How Can South Africa Promote Citizenship and Accountability? A Conversation with Some State Planners

Duncan Green's picture

How can states best promote active citizenship, in particular to improve the quality and accountability of state services such as education? This was the topic of a great two hour brainstorm with half a dozen very bright sparks from the secretariat of South Africa’s National Planning Commission yesterday. The NPC, chaired by Trevor Manuel (who gave us a great plug for the South African edition of From Poverty to Power) recently brought out the National Development Plan 2030 (right), and the secretariat is involved with trying to turn it into reality.
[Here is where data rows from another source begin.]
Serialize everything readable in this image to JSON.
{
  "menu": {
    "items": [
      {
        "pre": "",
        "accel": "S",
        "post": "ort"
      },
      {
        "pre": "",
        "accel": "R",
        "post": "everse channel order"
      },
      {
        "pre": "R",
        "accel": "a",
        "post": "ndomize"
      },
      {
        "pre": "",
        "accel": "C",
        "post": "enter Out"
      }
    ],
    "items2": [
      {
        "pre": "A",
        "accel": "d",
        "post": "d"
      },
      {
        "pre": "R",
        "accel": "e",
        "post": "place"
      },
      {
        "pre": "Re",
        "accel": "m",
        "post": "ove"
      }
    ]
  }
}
I kicked off with some thoughts which should be familiar to regular readers of this blog: the importance of implementation gaps, the shift in working on accountability from supply side (seminars for state officials) to demand side (promote citizen watchdogs to hold the state to account) and the challenge from the ODI-led Africa Power and Politics Programme that accountability work needs to break free of such supply/demand thinking and pursue ‘collective problem-solving in fragmented societies hampered by low levels of trust’, which seems a pretty good description of South Africa, according to the NPC. I gave the example of the Tajikistan Water Supply and Sanitation Network as an example of how this can be done through ‘convening and brokering’.

Once I shut up, it got more interesting (funny how often that happens). Some of the most interesting questions (and responses from me and others).
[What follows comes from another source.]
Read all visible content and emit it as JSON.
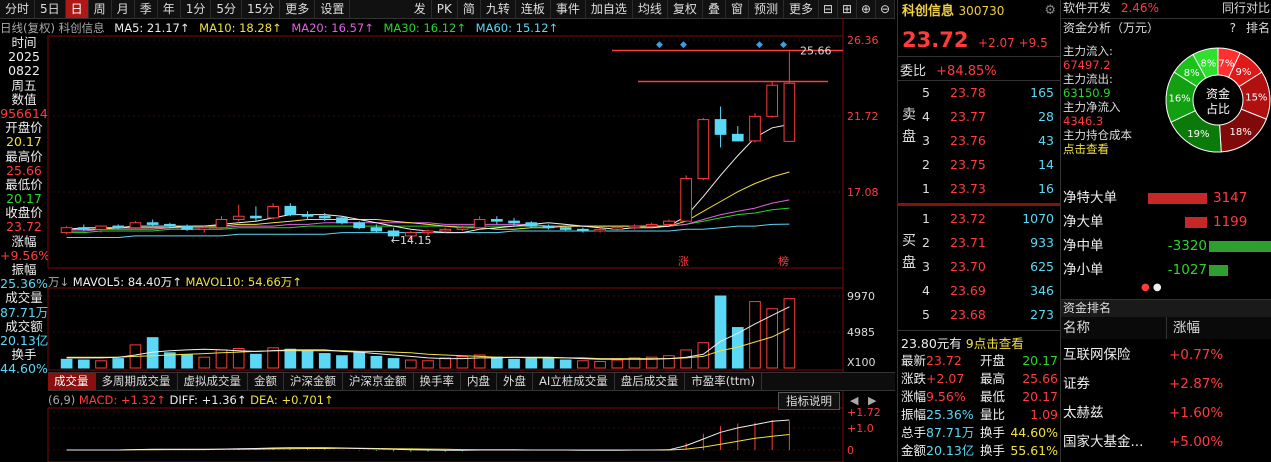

Weekly Wire: the Global Forum

Johanna Martinsson's picture

These are some of the views and reports relevant to our readers that caught our attention this week.

FreedomInfo.org
Reasons Advanced for Lack of African FOI Laws

"Why does Africa have comparatively few freedom of information laws?

The reasons were explored in a number of papers presented at The First Global Conference on Transparency Research held May 19-20 at Rutgers University-Newark, N.J. (See overall report in FreedomInfo.org.)

One reason is that the western, liberal concept of access to information conflicts with different traditions of citizenship and governance in Africa, said Colin Darch, of the University of Cape Town, South Africa. “Indeed, the fact that the African campaigns for legislation per se have either lasted for decades or failed to get off the ground at all may be evidence that the wrong tree is being barked up.”" READ MORE

Civil Society: To What Purpose?

Shanthi Kalathil's picture

"Associations may socialise individuals into practising core civic and democratic values, such as tolerance, dialogue and deliberation, trust, solidarity, and reciprocity."
 
I'd mentioned in a previous post that I had a few more thoughts on this report on citizen engagement from the Development Research Centre on Citizenship, Participation and Accountability (Citizenship DRC) at the UK's Institute of Development Studies (IDS). In light of recent conversations at the Bank regarding civil society, I've been thinking about the significance of framing civil society in instrumental terms (i.e., as a means toward an end in achieving sectoral reforms) vs. framing it as a fundamental institution of good governance. 

Shared Societies: The Link Between Inclusion and Economic Growth

Anne-Katrin Arnold's picture

The Rt. Hon. Kim Campbell, former Prime Minister of Canada and Member of the Club de Madrid, presented an argument in favor of fostering "shared societies" at the World Bank today - providing, unintentionally, CommGAP with a systematic case why inclusive communication and accountability promotes economic growth. The "Shared Societies Project" of the Club de Madrid operates on the assumption that inclusive societies are more peaceful and economically more successful. A shared society, in this organization's understanding, is a society "where people hold an equal capacity to participate in and benefit from economic, political and social opportunities regardless of race, ethnicity, religion, language, gender or other attributes and where, as a consequence, relations between groups a peaceful."

Institutions for Imperfect, Unpredictable People

Darshana Patel's picture

Since time immemorial, human beings have been defined by the theory of the state of nature.  The theory goes that - without an external, governing hand - humans enter a state of anarchy. Decades of work by Professor Elinor Ostrom, however, have gone into proving the limitations of this theory. In Crowding Out Citizenship, Ostrom describes the many assumptions behind the way policy textbooks and planners view human behavior:
 

“Centrally designed and externally implemented rules-based incentives – both positive and negative – are seen as universally needed to overcome all types of social dilemmas….The state is viewed as a substitute for the short-comings of individual behavior and the presumed failure of community. The universal need for externally implemented incentives is based, however, on a single model of rational behavior which presumes short-term, self-interested pursuit of material outcomes as the only mode of behavior adopted by individuals.”
 

“Leviathan is alive and well in our policy textbooks,” Ostrom says.
 

An Extra Hand

Stacy Alcantara's picture

Empowering women who constitute the majority of the most marginalized sectors in South Asia goes beyond simply giving them positions to occupy in government. It means equipping them to be able to represent their sector effectively as they occupy seats in one of the most premier decision making bodies in their countries—the government.